● **Recorded information**:
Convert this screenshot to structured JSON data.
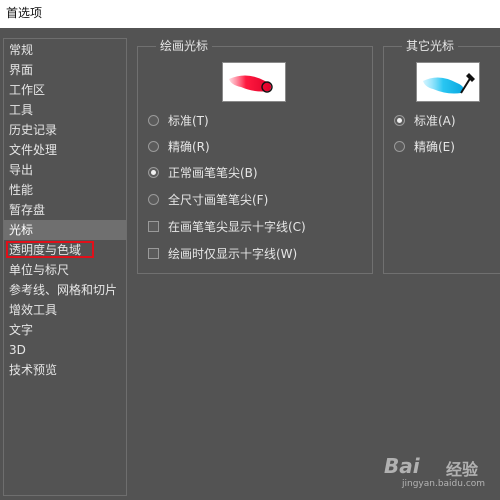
{
  "window": {
    "title": "首选项"
  },
  "sidebar": {
    "items": [
      {
        "label": "常规"
      },
      {
        "label": "界面"
      },
      {
        "label": "工作区"
      },
      {
        "label": "工具"
      },
      {
        "label": "历史记录"
      },
      {
        "label": "文件处理"
      },
      {
        "label": "导出"
      },
      {
        "label": "性能"
      },
      {
        "label": "暂存盘"
      },
      {
        "label": "光标"
      },
      {
        "label": "透明度与色域"
      },
      {
        "label": "单位与标尺"
      },
      {
        "label": "参考线、网格和切片"
      },
      {
        "label": "增效工具"
      },
      {
        "label": "文字"
      },
      {
        "label": "3D"
      },
      {
        "label": "技术预览"
      }
    ],
    "selected": "光标",
    "highlighted": "透明度与色域"
  },
  "painting_cursors": {
    "title": "绘画光标",
    "options": [
      {
        "label": "标准(T)",
        "checked": false
      },
      {
        "label": "精确(R)",
        "checked": false
      },
      {
        "label": "正常画笔笔尖(B)",
        "checked": true
      },
      {
        "label": "全尺寸画笔笔尖(F)",
        "checked": false
      }
    ],
    "checkboxes": [
      {
        "label": "在画笔笔尖显示十字线(C)",
        "checked": false
      },
      {
        "label": "绘画时仅显示十字线(W)",
        "checked": false
      }
    ],
    "preview_icon": "red-brush-stroke-icon"
  },
  "other_cursors": {
    "title": "其它光标",
    "options": [
      {
        "label": "标准(A)",
        "checked": true
      },
      {
        "label": "精确(E)",
        "checked": false
      }
    ],
    "preview_icon": "eyedropper-icon"
  },
  "watermark": {
    "brand": "Bai",
    "word": "经验",
    "url": "jingyan.baidu.com"
  },
  "colors": {
    "background": "#535353",
    "highlight_border": "#e0101a",
    "selected_item": "#6f6f6f"
  }
}
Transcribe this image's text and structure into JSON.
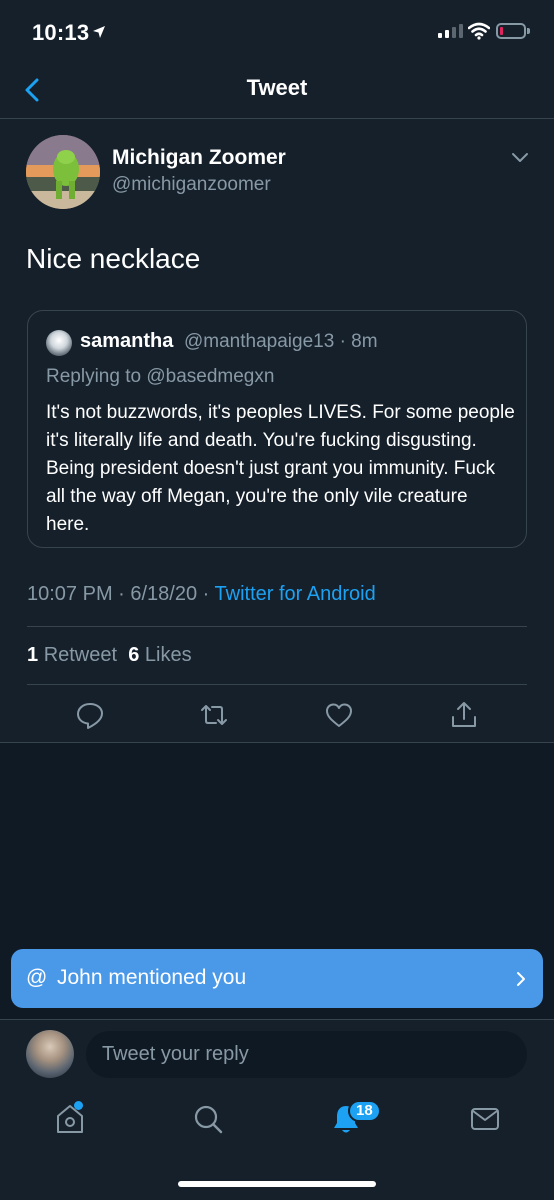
{
  "status_bar": {
    "time": "10:13"
  },
  "header": {
    "title": "Tweet"
  },
  "tweet": {
    "author_name": "Michigan Zoomer",
    "author_handle": "@michiganzoomer",
    "text": "Nice necklace",
    "timestamp": "10:07 PM · 6/18/20 · ",
    "source": "Twitter for Android",
    "retweets_count": "1",
    "retweets_label": "Retweet",
    "likes_count": "6",
    "likes_label": "Likes"
  },
  "quote": {
    "name": "samantha",
    "handle_time": "@manthapaige13 · 8m",
    "replying_to": "Replying to @basedmegxn",
    "text": "It's not buzzwords, it's peoples LIVES. For some people it's literally life and death. You're fucking disgusting. Being president doesn't just grant you immunity. Fuck all the way off Megan, you're the only vile creature here."
  },
  "toast": {
    "at": "@",
    "text": "John mentioned you"
  },
  "reply": {
    "placeholder": "Tweet your reply"
  },
  "tabbar": {
    "notifications_badge": "18"
  },
  "colors": {
    "background": "#15202b",
    "accent": "#1da1f2",
    "secondary_text": "#8899a6",
    "toast": "#4a99e9"
  },
  "icons": [
    "location-arrow-icon",
    "signal-icon",
    "wifi-icon",
    "battery-icon",
    "back-chevron-icon",
    "chevron-down-icon",
    "reply-icon",
    "retweet-icon",
    "like-icon",
    "share-icon",
    "chevron-right-icon",
    "home-icon",
    "search-icon",
    "notifications-icon",
    "messages-icon"
  ]
}
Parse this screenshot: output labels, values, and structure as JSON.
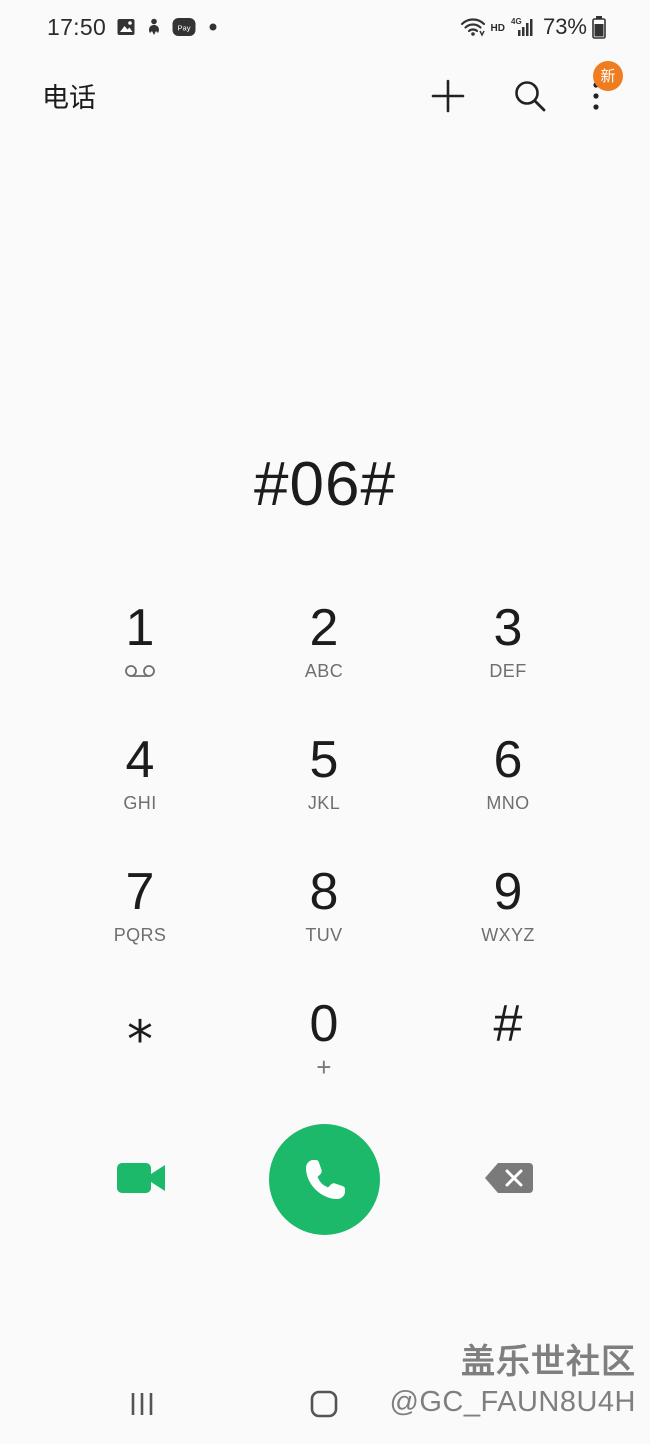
{
  "status_bar": {
    "time": "17:50",
    "left_icons": [
      "gallery-icon",
      "accessibility-icon",
      "pay-icon",
      "dot-icon"
    ],
    "pay_label": "Pay",
    "network_hd": "HD",
    "network_type": "4G",
    "battery": "73%"
  },
  "app_bar": {
    "title": "电话",
    "badge": "新",
    "actions": [
      "add-icon",
      "search-icon",
      "more-vert-icon"
    ]
  },
  "dialer": {
    "input_value": "#06#"
  },
  "keypad": [
    {
      "digit": "1",
      "sub": "",
      "icon": "voicemail-icon"
    },
    {
      "digit": "2",
      "sub": "ABC"
    },
    {
      "digit": "3",
      "sub": "DEF"
    },
    {
      "digit": "4",
      "sub": "GHI"
    },
    {
      "digit": "5",
      "sub": "JKL"
    },
    {
      "digit": "6",
      "sub": "MNO"
    },
    {
      "digit": "7",
      "sub": "PQRS"
    },
    {
      "digit": "8",
      "sub": "TUV"
    },
    {
      "digit": "9",
      "sub": "WXYZ"
    },
    {
      "digit": "⁎",
      "sub": ""
    },
    {
      "digit": "0",
      "sub": "+"
    },
    {
      "digit": "#",
      "sub": ""
    }
  ],
  "actions": {
    "video_call_icon": "video-call-icon",
    "call_icon": "phone-icon",
    "backspace_icon": "backspace-icon",
    "call_color": "#1cb96a",
    "video_color": "#1cb96a"
  },
  "nav_bar": {
    "icons": [
      "recents-icon",
      "home-icon"
    ]
  },
  "watermark": {
    "line1": "盖乐世社区",
    "line2": "@GC_FAUN8U4H"
  }
}
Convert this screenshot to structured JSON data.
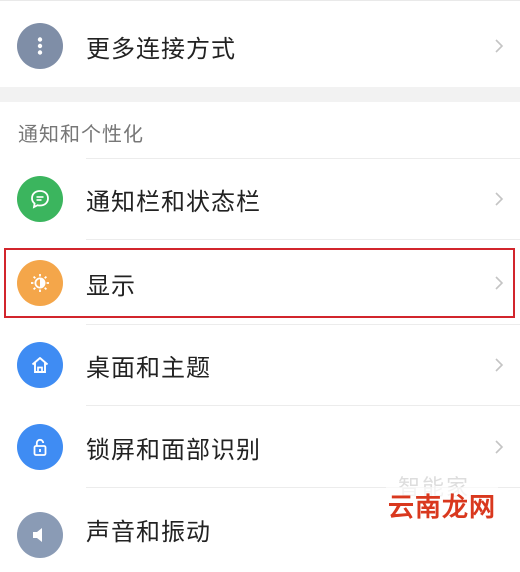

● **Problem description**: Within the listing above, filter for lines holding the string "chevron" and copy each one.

● **Answer section**:
    "back-chevron-icon",
    "chevron-down-icon",
    "chevron-right-icon",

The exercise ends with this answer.